Just after writing my last post I was reading the August 2, 2010 issue of the New Yorker magazine and came across a wonderful article by Dr. Atul Gawande. It is a far ranging piece about the concerns and costs of end of life care, about the importance and difficulty doctors have in discussing with patients what they want their lives to be like as they struggle with end of life, healthcare, and about the patient and their caretaker’s needs around this issue.
I won’t repeat in detail the complexities he describes but I do want to talk again about the importance of words.
Dr. Gawande found that Aetna Insurance had done a remarkable study comparing the costs of hospice care to ‘do everything possible in the hospital ‘ care with dying patients. They found that not only were costs lower for patients in hospice but “these patients suffered less, were physically more capable, and were better able, for a longer period, to interact with others. Moreover, six months after the patients died their family members were much less likely to experience persistent major depression. In other words, people who had substantive discussions with their doctor about their end-of-life preferences were far more likely to die at peace and in control of their situation, and to spare their family anguish.” (my emphasis)
These discussions are never easy.

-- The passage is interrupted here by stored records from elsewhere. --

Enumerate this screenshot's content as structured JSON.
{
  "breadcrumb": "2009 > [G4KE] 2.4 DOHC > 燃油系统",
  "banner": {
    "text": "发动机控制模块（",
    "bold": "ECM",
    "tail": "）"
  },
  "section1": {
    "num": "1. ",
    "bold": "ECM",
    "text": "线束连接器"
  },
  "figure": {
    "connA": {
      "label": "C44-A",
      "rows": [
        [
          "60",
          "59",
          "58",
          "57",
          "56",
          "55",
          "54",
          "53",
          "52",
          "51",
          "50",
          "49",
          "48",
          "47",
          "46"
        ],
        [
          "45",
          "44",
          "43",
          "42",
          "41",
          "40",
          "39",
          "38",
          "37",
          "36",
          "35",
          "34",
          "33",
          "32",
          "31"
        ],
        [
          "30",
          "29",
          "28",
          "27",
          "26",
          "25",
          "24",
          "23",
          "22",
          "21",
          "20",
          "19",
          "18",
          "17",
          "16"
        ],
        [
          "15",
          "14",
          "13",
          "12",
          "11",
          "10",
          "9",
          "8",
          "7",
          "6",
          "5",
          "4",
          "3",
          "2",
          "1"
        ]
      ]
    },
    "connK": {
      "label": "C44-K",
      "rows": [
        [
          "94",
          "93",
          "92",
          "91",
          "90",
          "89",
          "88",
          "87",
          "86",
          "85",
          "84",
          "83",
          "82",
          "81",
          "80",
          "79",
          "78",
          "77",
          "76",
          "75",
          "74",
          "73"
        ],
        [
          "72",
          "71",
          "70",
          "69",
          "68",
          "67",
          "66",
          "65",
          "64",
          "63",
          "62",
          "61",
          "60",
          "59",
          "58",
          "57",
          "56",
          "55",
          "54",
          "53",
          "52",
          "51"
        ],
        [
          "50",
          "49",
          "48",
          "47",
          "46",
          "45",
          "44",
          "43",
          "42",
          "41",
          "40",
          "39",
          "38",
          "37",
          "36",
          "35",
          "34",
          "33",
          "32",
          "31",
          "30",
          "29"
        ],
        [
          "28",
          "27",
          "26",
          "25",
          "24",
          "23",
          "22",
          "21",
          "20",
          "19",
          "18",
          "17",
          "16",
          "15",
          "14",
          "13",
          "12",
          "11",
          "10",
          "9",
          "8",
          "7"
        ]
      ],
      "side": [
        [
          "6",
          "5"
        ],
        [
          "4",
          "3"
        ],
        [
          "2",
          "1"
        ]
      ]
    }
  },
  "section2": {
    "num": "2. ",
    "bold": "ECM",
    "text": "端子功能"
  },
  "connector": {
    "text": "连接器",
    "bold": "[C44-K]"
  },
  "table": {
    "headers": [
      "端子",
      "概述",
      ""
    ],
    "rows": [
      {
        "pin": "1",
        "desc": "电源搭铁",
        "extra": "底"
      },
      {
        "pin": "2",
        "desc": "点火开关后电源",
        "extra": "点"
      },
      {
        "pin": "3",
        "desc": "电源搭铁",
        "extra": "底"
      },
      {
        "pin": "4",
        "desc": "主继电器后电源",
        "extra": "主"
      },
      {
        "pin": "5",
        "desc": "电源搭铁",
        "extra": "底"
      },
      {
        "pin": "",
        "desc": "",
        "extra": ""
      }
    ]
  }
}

Especially for doctors who are trained to do everything to intervene and are actually paid for doing rather than, not doing, something medically. (That is another discussion.) But Dr. Gawande went on to interview “Dr. Susan Block, a palliative care specialist, who is a recognized pioneer in training doctors and others in managing end-of-life issues with patients and their families.”

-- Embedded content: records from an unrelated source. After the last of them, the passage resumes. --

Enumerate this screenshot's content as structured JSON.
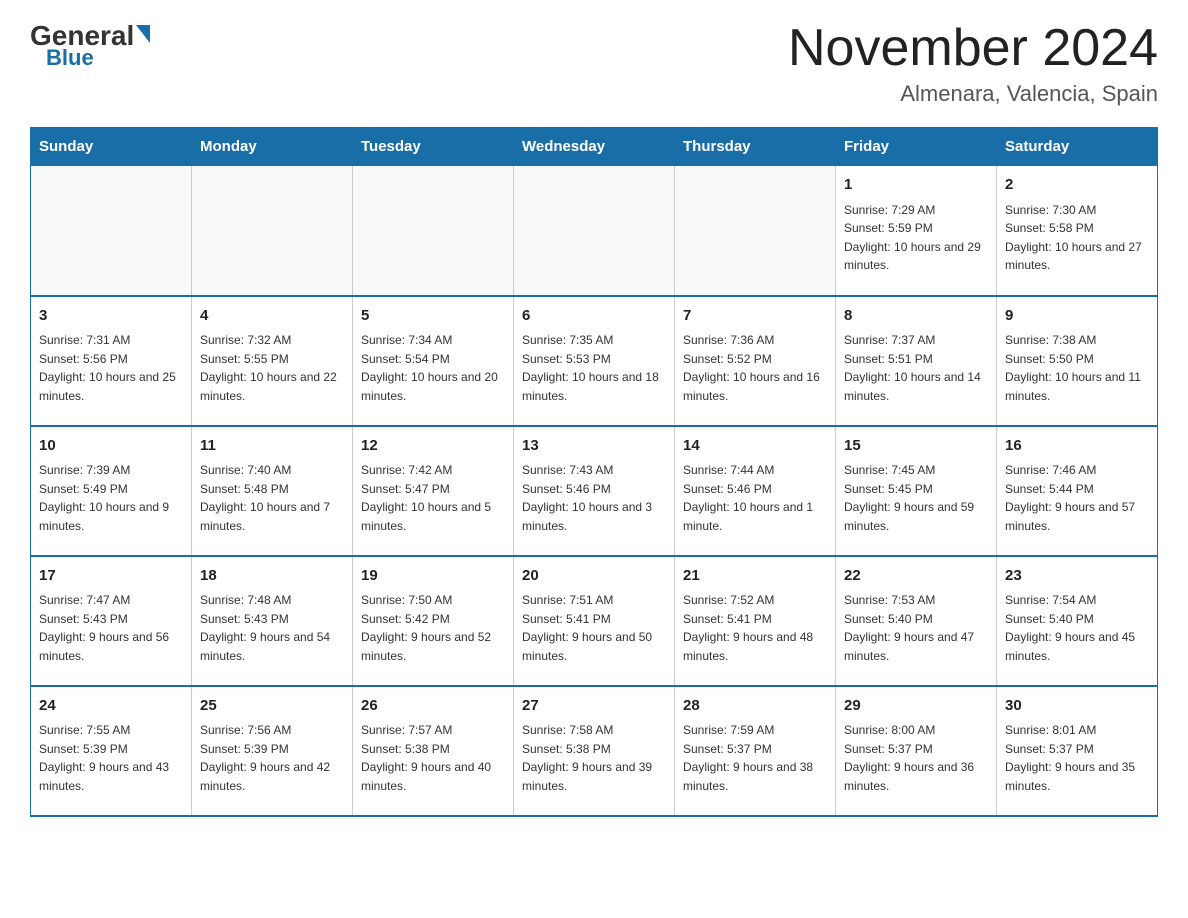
{
  "header": {
    "logo_general": "General",
    "logo_blue": "Blue",
    "month_title": "November 2024",
    "location": "Almenara, Valencia, Spain"
  },
  "weekdays": [
    "Sunday",
    "Monday",
    "Tuesday",
    "Wednesday",
    "Thursday",
    "Friday",
    "Saturday"
  ],
  "weeks": [
    [
      {
        "day": "",
        "info": ""
      },
      {
        "day": "",
        "info": ""
      },
      {
        "day": "",
        "info": ""
      },
      {
        "day": "",
        "info": ""
      },
      {
        "day": "",
        "info": ""
      },
      {
        "day": "1",
        "info": "Sunrise: 7:29 AM\nSunset: 5:59 PM\nDaylight: 10 hours and 29 minutes."
      },
      {
        "day": "2",
        "info": "Sunrise: 7:30 AM\nSunset: 5:58 PM\nDaylight: 10 hours and 27 minutes."
      }
    ],
    [
      {
        "day": "3",
        "info": "Sunrise: 7:31 AM\nSunset: 5:56 PM\nDaylight: 10 hours and 25 minutes."
      },
      {
        "day": "4",
        "info": "Sunrise: 7:32 AM\nSunset: 5:55 PM\nDaylight: 10 hours and 22 minutes."
      },
      {
        "day": "5",
        "info": "Sunrise: 7:34 AM\nSunset: 5:54 PM\nDaylight: 10 hours and 20 minutes."
      },
      {
        "day": "6",
        "info": "Sunrise: 7:35 AM\nSunset: 5:53 PM\nDaylight: 10 hours and 18 minutes."
      },
      {
        "day": "7",
        "info": "Sunrise: 7:36 AM\nSunset: 5:52 PM\nDaylight: 10 hours and 16 minutes."
      },
      {
        "day": "8",
        "info": "Sunrise: 7:37 AM\nSunset: 5:51 PM\nDaylight: 10 hours and 14 minutes."
      },
      {
        "day": "9",
        "info": "Sunrise: 7:38 AM\nSunset: 5:50 PM\nDaylight: 10 hours and 11 minutes."
      }
    ],
    [
      {
        "day": "10",
        "info": "Sunrise: 7:39 AM\nSunset: 5:49 PM\nDaylight: 10 hours and 9 minutes."
      },
      {
        "day": "11",
        "info": "Sunrise: 7:40 AM\nSunset: 5:48 PM\nDaylight: 10 hours and 7 minutes."
      },
      {
        "day": "12",
        "info": "Sunrise: 7:42 AM\nSunset: 5:47 PM\nDaylight: 10 hours and 5 minutes."
      },
      {
        "day": "13",
        "info": "Sunrise: 7:43 AM\nSunset: 5:46 PM\nDaylight: 10 hours and 3 minutes."
      },
      {
        "day": "14",
        "info": "Sunrise: 7:44 AM\nSunset: 5:46 PM\nDaylight: 10 hours and 1 minute."
      },
      {
        "day": "15",
        "info": "Sunrise: 7:45 AM\nSunset: 5:45 PM\nDaylight: 9 hours and 59 minutes."
      },
      {
        "day": "16",
        "info": "Sunrise: 7:46 AM\nSunset: 5:44 PM\nDaylight: 9 hours and 57 minutes."
      }
    ],
    [
      {
        "day": "17",
        "info": "Sunrise: 7:47 AM\nSunset: 5:43 PM\nDaylight: 9 hours and 56 minutes."
      },
      {
        "day": "18",
        "info": "Sunrise: 7:48 AM\nSunset: 5:43 PM\nDaylight: 9 hours and 54 minutes."
      },
      {
        "day": "19",
        "info": "Sunrise: 7:50 AM\nSunset: 5:42 PM\nDaylight: 9 hours and 52 minutes."
      },
      {
        "day": "20",
        "info": "Sunrise: 7:51 AM\nSunset: 5:41 PM\nDaylight: 9 hours and 50 minutes."
      },
      {
        "day": "21",
        "info": "Sunrise: 7:52 AM\nSunset: 5:41 PM\nDaylight: 9 hours and 48 minutes."
      },
      {
        "day": "22",
        "info": "Sunrise: 7:53 AM\nSunset: 5:40 PM\nDaylight: 9 hours and 47 minutes."
      },
      {
        "day": "23",
        "info": "Sunrise: 7:54 AM\nSunset: 5:40 PM\nDaylight: 9 hours and 45 minutes."
      }
    ],
    [
      {
        "day": "24",
        "info": "Sunrise: 7:55 AM\nSunset: 5:39 PM\nDaylight: 9 hours and 43 minutes."
      },
      {
        "day": "25",
        "info": "Sunrise: 7:56 AM\nSunset: 5:39 PM\nDaylight: 9 hours and 42 minutes."
      },
      {
        "day": "26",
        "info": "Sunrise: 7:57 AM\nSunset: 5:38 PM\nDaylight: 9 hours and 40 minutes."
      },
      {
        "day": "27",
        "info": "Sunrise: 7:58 AM\nSunset: 5:38 PM\nDaylight: 9 hours and 39 minutes."
      },
      {
        "day": "28",
        "info": "Sunrise: 7:59 AM\nSunset: 5:37 PM\nDaylight: 9 hours and 38 minutes."
      },
      {
        "day": "29",
        "info": "Sunrise: 8:00 AM\nSunset: 5:37 PM\nDaylight: 9 hours and 36 minutes."
      },
      {
        "day": "30",
        "info": "Sunrise: 8:01 AM\nSunset: 5:37 PM\nDaylight: 9 hours and 35 minutes."
      }
    ]
  ]
}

In her words. “One basic mistake is conceptual. For doctors, the primary purpose of a discussion about terminal illness is to determine what people want—whether they want chemo or not, whether they want to be resuscitated or not, whether they want hospice or not. They focus on laying out the facts and the options. But that’s a mistake.”
“A large part of the task is helping people negotiate the overwhelming anxiety—anxiety about death, anxiety about suffering, anxiety about loved ones, anxiety about finances,” she explained. “There are many worries and real terrors.” Gawande again, “No one conversation can address them all. Arriving at an acceptance of one’s mortality and a clear understanding of the limits and the possibilities of medicine is a process, not an epiphany.”
“There is no single way to take people with terminal illness through the process, but, according to Block, there are some rules. You sit down. You make time. You’re not determining whether they want treatment X versus Y. You’re trying to learn what’s most important to them under the circumstances—so that you can provide information and advice on the approach that gives them the best chance of achieving it. This requires as much listening as talking. If you are talking more than half of the time, Block says, you’re talking too much.” (again, my emphasis)
And then Gawande says, “The words you use matter.” While this article focuses mainly on the patient it also touches on the caretakers of the terminally ill or dying person. Not only is the discussion of what people want at the end of life relevant to the patient, but the talking, and listening that family members do also helps them come to terms with the patient’s illness and wishes and in the long run, decreases their sense of guilt and depression after their loved one has died.
Being the mother of a child with a chronic illness, my work and observations are often geared towards caretakers now. And it is always confirming to me to see that words matter, no matter which side of the equation you are on.